--- INFORMATION GIVEN ---
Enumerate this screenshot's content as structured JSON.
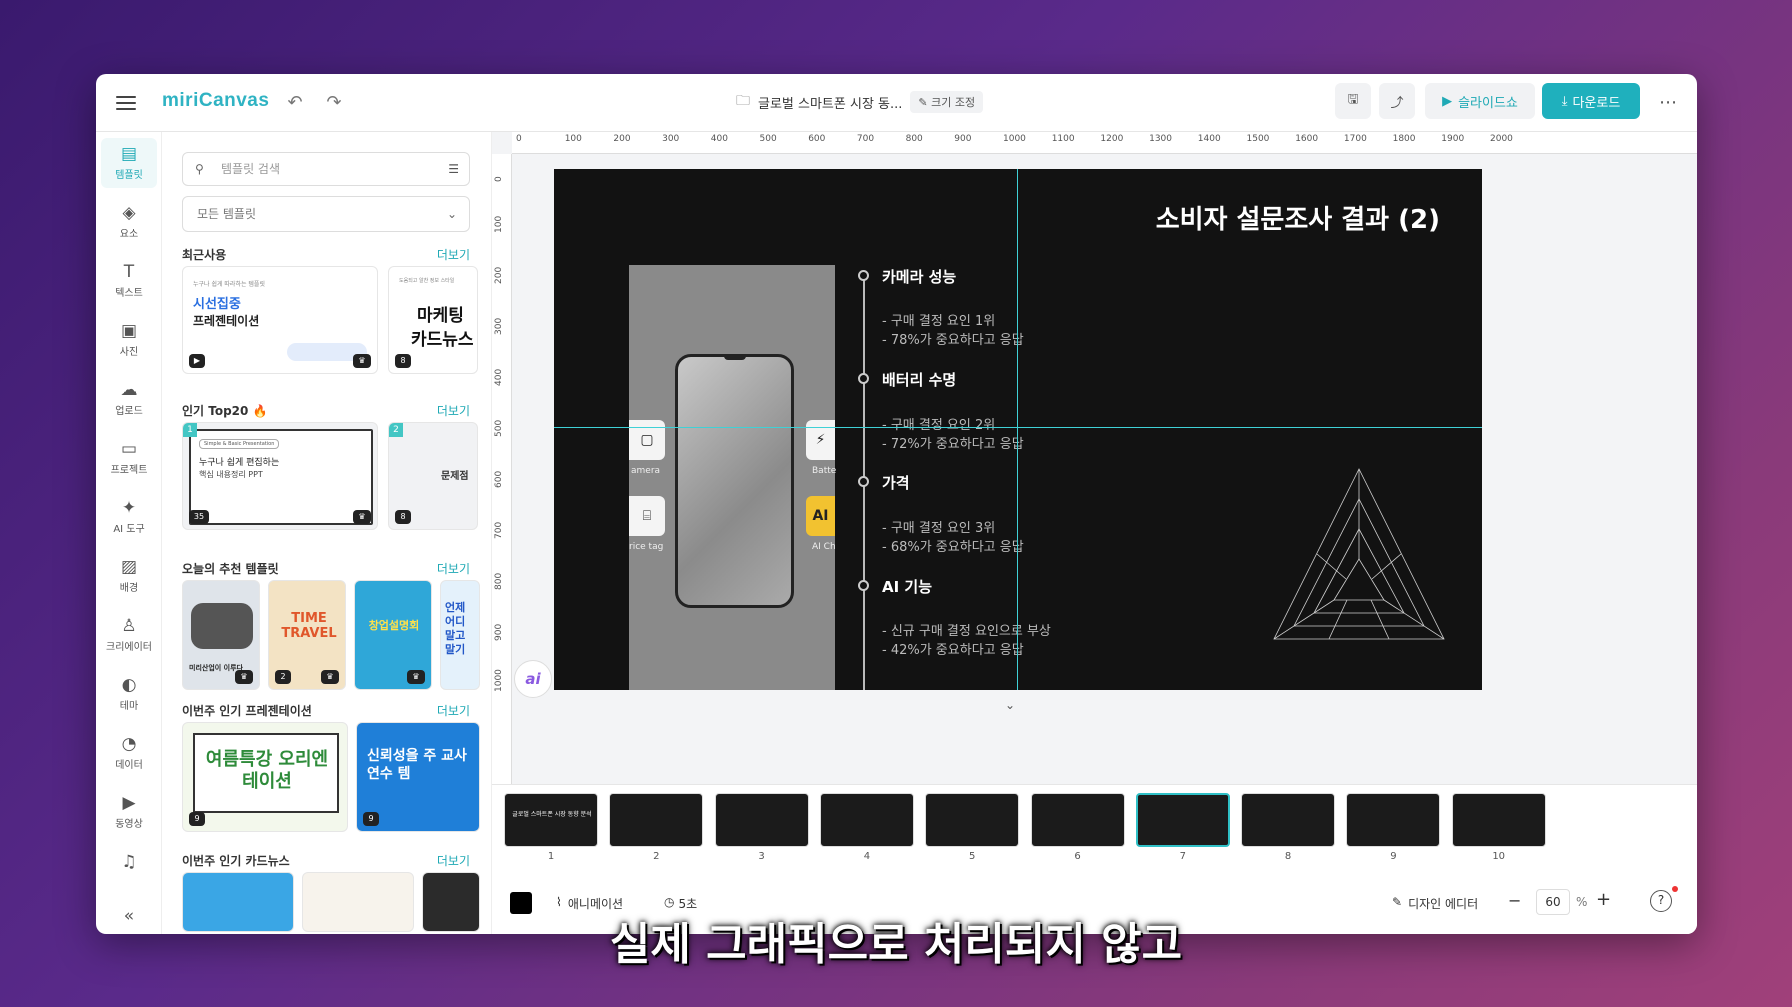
{
  "app": {
    "logo": "miriCanvas"
  },
  "header": {
    "doc_title": "글로벌 스마트폰 시장 동...",
    "resize_label": "크기 조정",
    "slideshow_label": "슬라이드쇼",
    "download_label": "다운로드"
  },
  "rail": {
    "items": [
      {
        "label": "템플릿",
        "icon": "template-icon"
      },
      {
        "label": "요소",
        "icon": "elements-icon"
      },
      {
        "label": "텍스트",
        "icon": "text-icon"
      },
      {
        "label": "사진",
        "icon": "photo-icon"
      },
      {
        "label": "업로드",
        "icon": "upload-icon"
      },
      {
        "label": "프로젝트",
        "icon": "project-icon"
      },
      {
        "label": "AI 도구",
        "icon": "ai-tools-icon"
      },
      {
        "label": "배경",
        "icon": "background-icon"
      },
      {
        "label": "크리에이터",
        "icon": "creator-icon"
      },
      {
        "label": "테마",
        "icon": "theme-icon"
      },
      {
        "label": "데이터",
        "icon": "data-icon"
      },
      {
        "label": "동영상",
        "icon": "video-icon"
      },
      {
        "label": "",
        "icon": "music-icon"
      }
    ]
  },
  "panel": {
    "search_placeholder": "템플릿 검색",
    "filter_value": "모든 템플릿",
    "more_label": "더보기",
    "sections": [
      {
        "title": "최근사용"
      },
      {
        "title": "인기 Top20 🔥"
      },
      {
        "title": "오늘의 추천 템플릿"
      },
      {
        "title": "이번주 인기 프레젠테이션"
      },
      {
        "title": "이번주 인기 카드뉴스"
      }
    ],
    "recent": [
      {
        "small": "누구나 쉽게 따라하는 템플릿",
        "line1": "시선집중",
        "line2": "프레젠테이션",
        "badge": "▶"
      },
      {
        "small": "도움되고 알찬 정보 스타일",
        "line1": "마케팅",
        "line2": "카드뉴스",
        "badge": "8"
      }
    ],
    "popular": [
      {
        "rank": "1",
        "tag": "Simple & Basic Presentation",
        "line1": "누구나 쉽게 편집하는",
        "line2": "핵심 내용정리 PPT",
        "badge": "35"
      },
      {
        "rank": "2",
        "line1": "문제점",
        "badge": "8"
      }
    ],
    "recommend": [
      {
        "text": "미리산업이 이루다",
        "badge": ""
      },
      {
        "text": "TIME TRAVEL",
        "badge": "2"
      },
      {
        "text": "창업설명회",
        "badge": ""
      },
      {
        "text": "언제 어디 말고 말기",
        "badge": ""
      }
    ],
    "presentations": [
      {
        "text": "여름특강 오리엔테이션",
        "badge": "9"
      },
      {
        "text": "신뢰성을 주 교사 연수 템",
        "badge": "9"
      }
    ],
    "cardnews": [
      {
        "text": "",
        "badge": ""
      },
      {
        "text": "",
        "badge": ""
      },
      {
        "text": "",
        "badge": ""
      }
    ]
  },
  "rulers": {
    "h": [
      "0",
      "100",
      "200",
      "300",
      "400",
      "500",
      "600",
      "700",
      "800",
      "900",
      "1000",
      "1100",
      "1200",
      "1300",
      "1400",
      "1500",
      "1600",
      "1700",
      "1800",
      "1900",
      "2000"
    ],
    "v": [
      "0",
      "100",
      "200",
      "300",
      "400",
      "500",
      "600",
      "700",
      "800",
      "900",
      "1000"
    ]
  },
  "slide": {
    "title": "소비자 설문조사 결과 (2)",
    "features": [
      {
        "name": "카메라 성능",
        "d1": "- 구매 결정 요인 1위",
        "d2": "- 78%가 중요하다고 응답"
      },
      {
        "name": "배터리 수명",
        "d1": "- 구매 결정 요인 2위",
        "d2": "- 72%가 중요하다고 응답"
      },
      {
        "name": "가격",
        "d1": "- 구매 결정 요인 3위",
        "d2": "- 68%가 중요하다고 응답"
      },
      {
        "name": "AI 기능",
        "d1": "- 신규 구매 결정 요인으로 부상",
        "d2": "- 42%가 중요하다고 응답"
      }
    ],
    "icon_labels": [
      "amera",
      "Batte",
      "rice tag",
      "AI Ch"
    ],
    "ai_label": "ai"
  },
  "thumbnails": [
    "1",
    "2",
    "3",
    "4",
    "5",
    "6",
    "7",
    "8",
    "9",
    "10"
  ],
  "thumbnail_1_title": "글로벌 스마트폰 시장 동향 분석",
  "bottom": {
    "animation_label": "애니메이션",
    "duration_label": "5초",
    "design_editor_label": "디자인 에디터",
    "zoom": "60",
    "zoom_unit": "%"
  },
  "caption": "실제 그래픽으로 처리되지 않고",
  "colors": {
    "accent": "#1fb0bd",
    "guide": "#3fd1d6",
    "slide_bg": "#121212"
  }
}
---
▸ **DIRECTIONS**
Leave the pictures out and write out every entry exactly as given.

▸ **RESPONSE FOR THIS EXERCISE**
Enumerate this screenshot's content as structured JSON.
{
  "app": {
    "logo": "miriCanvas"
  },
  "header": {
    "doc_title": "글로벌 스마트폰 시장 동...",
    "resize_label": "크기 조정",
    "slideshow_label": "슬라이드쇼",
    "download_label": "다운로드"
  },
  "rail": {
    "items": [
      {
        "label": "템플릿",
        "icon": "template-icon"
      },
      {
        "label": "요소",
        "icon": "elements-icon"
      },
      {
        "label": "텍스트",
        "icon": "text-icon"
      },
      {
        "label": "사진",
        "icon": "photo-icon"
      },
      {
        "label": "업로드",
        "icon": "upload-icon"
      },
      {
        "label": "프로젝트",
        "icon": "project-icon"
      },
      {
        "label": "AI 도구",
        "icon": "ai-tools-icon"
      },
      {
        "label": "배경",
        "icon": "background-icon"
      },
      {
        "label": "크리에이터",
        "icon": "creator-icon"
      },
      {
        "label": "테마",
        "icon": "theme-icon"
      },
      {
        "label": "데이터",
        "icon": "data-icon"
      },
      {
        "label": "동영상",
        "icon": "video-icon"
      },
      {
        "label": "",
        "icon": "music-icon"
      }
    ]
  },
  "panel": {
    "search_placeholder": "템플릿 검색",
    "filter_value": "모든 템플릿",
    "more_label": "더보기",
    "sections": [
      {
        "title": "최근사용"
      },
      {
        "title": "인기 Top20 🔥"
      },
      {
        "title": "오늘의 추천 템플릿"
      },
      {
        "title": "이번주 인기 프레젠테이션"
      },
      {
        "title": "이번주 인기 카드뉴스"
      }
    ],
    "recent": [
      {
        "small": "누구나 쉽게 따라하는 템플릿",
        "line1": "시선집중",
        "line2": "프레젠테이션",
        "badge": "▶"
      },
      {
        "small": "도움되고 알찬 정보 스타일",
        "line1": "마케팅",
        "line2": "카드뉴스",
        "badge": "8"
      }
    ],
    "popular": [
      {
        "rank": "1",
        "tag": "Simple & Basic Presentation",
        "line1": "누구나 쉽게 편집하는",
        "line2": "핵심 내용정리 PPT",
        "badge": "35"
      },
      {
        "rank": "2",
        "line1": "문제점",
        "badge": "8"
      }
    ],
    "recommend": [
      {
        "text": "미리산업이 이루다",
        "badge": ""
      },
      {
        "text": "TIME TRAVEL",
        "badge": "2"
      },
      {
        "text": "창업설명회",
        "badge": ""
      },
      {
        "text": "언제 어디 말고 말기",
        "badge": ""
      }
    ],
    "presentations": [
      {
        "text": "여름특강 오리엔테이션",
        "badge": "9"
      },
      {
        "text": "신뢰성을 주 교사 연수 템",
        "badge": "9"
      }
    ],
    "cardnews": [
      {
        "text": "",
        "badge": ""
      },
      {
        "text": "",
        "badge": ""
      },
      {
        "text": "",
        "badge": ""
      }
    ]
  },
  "rulers": {
    "h": [
      "0",
      "100",
      "200",
      "300",
      "400",
      "500",
      "600",
      "700",
      "800",
      "900",
      "1000",
      "1100",
      "1200",
      "1300",
      "1400",
      "1500",
      "1600",
      "1700",
      "1800",
      "1900",
      "2000"
    ],
    "v": [
      "0",
      "100",
      "200",
      "300",
      "400",
      "500",
      "600",
      "700",
      "800",
      "900",
      "1000"
    ]
  },
  "slide": {
    "title": "소비자 설문조사 결과 (2)",
    "features": [
      {
        "name": "카메라 성능",
        "d1": "- 구매 결정 요인 1위",
        "d2": "- 78%가 중요하다고 응답"
      },
      {
        "name": "배터리 수명",
        "d1": "- 구매 결정 요인 2위",
        "d2": "- 72%가 중요하다고 응답"
      },
      {
        "name": "가격",
        "d1": "- 구매 결정 요인 3위",
        "d2": "- 68%가 중요하다고 응답"
      },
      {
        "name": "AI 기능",
        "d1": "- 신규 구매 결정 요인으로 부상",
        "d2": "- 42%가 중요하다고 응답"
      }
    ],
    "icon_labels": [
      "amera",
      "Batte",
      "rice tag",
      "AI Ch"
    ],
    "ai_label": "ai"
  },
  "thumbnails": [
    "1",
    "2",
    "3",
    "4",
    "5",
    "6",
    "7",
    "8",
    "9",
    "10"
  ],
  "thumbnail_1_title": "글로벌 스마트폰 시장 동향 분석",
  "bottom": {
    "animation_label": "애니메이션",
    "duration_label": "5초",
    "design_editor_label": "디자인 에디터",
    "zoom": "60",
    "zoom_unit": "%"
  },
  "caption": "실제 그래픽으로 처리되지 않고",
  "colors": {
    "accent": "#1fb0bd",
    "guide": "#3fd1d6",
    "slide_bg": "#121212"
  }
}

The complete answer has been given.